If I come across more on my travels I will send an update. Yolk is another South Loop breakfast spot, but I have yet to visit, but have heard awesome reviews. Happy eating!
Is life getting harder in Chicago? A recent poll showed Chicago is one of the ten most miserable cities to live in. I thought that was a little abrasive. But then I began to think about our over-priced parking meters, dissatisfied school teachers, massive school closings and ever-rising cost of living. I began to think about my situation and wondered if Chicago is hurting me more than it is helping me.
Over the last twenty years, several of my African-American peers have left town for Atlanta, where the good life and good schools could be had for a fraction of the cost in Chicago. I have never been that excited about the place though, it just seems like a hot version of Chicago. I can see my self down-sizing, but not suburbanizing. A small city like Raleigh where I have family has piqued my interest. Surely, you would wonder why I would skip Charlotte, an urban, but cozier southern city. But alas, Raleigh has an NHL team, and yes while I would NEVER root for the Hurricanes, I can go to the games decked out in the opposing team’s gear-yes I am evil.

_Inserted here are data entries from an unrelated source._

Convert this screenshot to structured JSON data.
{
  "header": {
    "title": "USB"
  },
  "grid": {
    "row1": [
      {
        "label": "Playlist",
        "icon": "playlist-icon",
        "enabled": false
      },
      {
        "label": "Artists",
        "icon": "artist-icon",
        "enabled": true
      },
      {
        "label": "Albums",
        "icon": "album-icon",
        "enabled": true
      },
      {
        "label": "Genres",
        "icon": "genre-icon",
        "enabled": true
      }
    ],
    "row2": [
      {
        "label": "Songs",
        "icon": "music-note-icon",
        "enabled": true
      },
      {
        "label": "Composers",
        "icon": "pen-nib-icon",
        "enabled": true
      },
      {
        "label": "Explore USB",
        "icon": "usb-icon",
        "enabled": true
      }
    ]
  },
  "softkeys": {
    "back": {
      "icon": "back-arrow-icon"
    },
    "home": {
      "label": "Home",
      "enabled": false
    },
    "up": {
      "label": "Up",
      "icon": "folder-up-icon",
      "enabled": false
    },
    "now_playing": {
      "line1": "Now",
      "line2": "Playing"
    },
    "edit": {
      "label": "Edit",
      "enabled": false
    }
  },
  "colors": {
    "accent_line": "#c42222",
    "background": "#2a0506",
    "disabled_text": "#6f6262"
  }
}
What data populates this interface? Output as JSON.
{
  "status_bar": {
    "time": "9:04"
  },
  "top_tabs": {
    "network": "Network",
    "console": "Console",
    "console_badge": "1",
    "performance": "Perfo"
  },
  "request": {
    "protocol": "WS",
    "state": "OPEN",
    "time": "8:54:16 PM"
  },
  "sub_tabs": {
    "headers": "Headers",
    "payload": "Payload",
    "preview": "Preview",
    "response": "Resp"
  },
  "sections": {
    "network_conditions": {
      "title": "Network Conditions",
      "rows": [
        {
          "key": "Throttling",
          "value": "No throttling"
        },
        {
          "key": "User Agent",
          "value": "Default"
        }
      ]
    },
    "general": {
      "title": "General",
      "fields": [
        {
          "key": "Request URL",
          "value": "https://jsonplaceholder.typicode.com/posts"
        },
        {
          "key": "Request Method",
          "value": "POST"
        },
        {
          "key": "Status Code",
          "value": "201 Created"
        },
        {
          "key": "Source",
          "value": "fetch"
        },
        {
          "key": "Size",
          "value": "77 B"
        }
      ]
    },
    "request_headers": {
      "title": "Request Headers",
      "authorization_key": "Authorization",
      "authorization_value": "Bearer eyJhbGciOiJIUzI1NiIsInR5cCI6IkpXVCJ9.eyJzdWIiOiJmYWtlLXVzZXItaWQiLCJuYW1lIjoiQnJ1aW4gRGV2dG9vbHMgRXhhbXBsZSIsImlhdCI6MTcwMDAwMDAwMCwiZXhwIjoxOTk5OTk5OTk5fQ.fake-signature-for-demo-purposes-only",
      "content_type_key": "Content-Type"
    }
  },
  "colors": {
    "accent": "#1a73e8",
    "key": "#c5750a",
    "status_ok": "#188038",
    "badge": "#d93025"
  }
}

I like my neighborhood of Bronzeville, but development is SO inconsistent there. Myself and other residents who used to be able to openly gripe on Everyblock.com before NBC shut it down had a forum to discuss what we wanted it to become. Many moved there fifteen or twenty years ago thinking development was right around the corner. The massive housing projects to the west were torn down and development came in fits and starts with new homes and condo-coversions, but new, significant major retail is still eluding the area. Some residents stated they were fed up and were moving on with their lives, and I cannot blame them. Many attest that a north side neighborhood that close to the Loop and the lakefront would not be ignored by developers for as long as Bronzeville has. Everyblockers were pointing fingers at the Alderman, the Mayor, Developers, or all three for the reasons why things have not taken off.
Depending on when you ask, I may agree as well that it may be time to move on, but they do say absence makes the heart grow fonder. I may leave town, and I may come back so fast you wouldn’t even know I was gone.
Many of you may not know I am a volunteer Greeter for the the Chicago Office of Tourism. I either take visitors out on pre-arranged neighborhood tours, or last-minute tours of the Loop. I give visitor’s a local’s perspective on life here, and show them someoff the beaten path attractions as well. I am a Bronzeville resident and have taken visitors to this area as well.
There is a challenge to a Bronzeville tour. While the neighborhood has many historical and well-known attractions, they are spaced far apart for someone doing a walking tour. While the Southside Community arts Center and the Illinois Institute of Technology are on the western edge near State street, the site of Stephen Douglas’ tomb is east of Cottage Grove. The Migration statue, on Martin Luther King Drive at 25th street is a whole 10 blocks from the area’s retail hub at Thirty-fifth street. For some, this is just too far to walk.
An innovative idea would be to use golf carts to get to these places quickly. The Loop has Segway Tours, which could be used in Bronzeville to manage the long distances between attractions.
Changing the subject-slightly, I will be getting together with another Greeter to walk her version of a Bronzeville tour. She is focusing on the area near Quinn Chapel, a historical African American congregation. It is located around 24th and Indiana Avenue. Those familiar with the area know it was once connected to the city’s Black Belt, but cut off and isolated due to the Interstate 55 extension to Lake Shore Drive. Being the life-long learner I am, I am excited to see how I can add a different twist to my tour or offer a shorter substitute.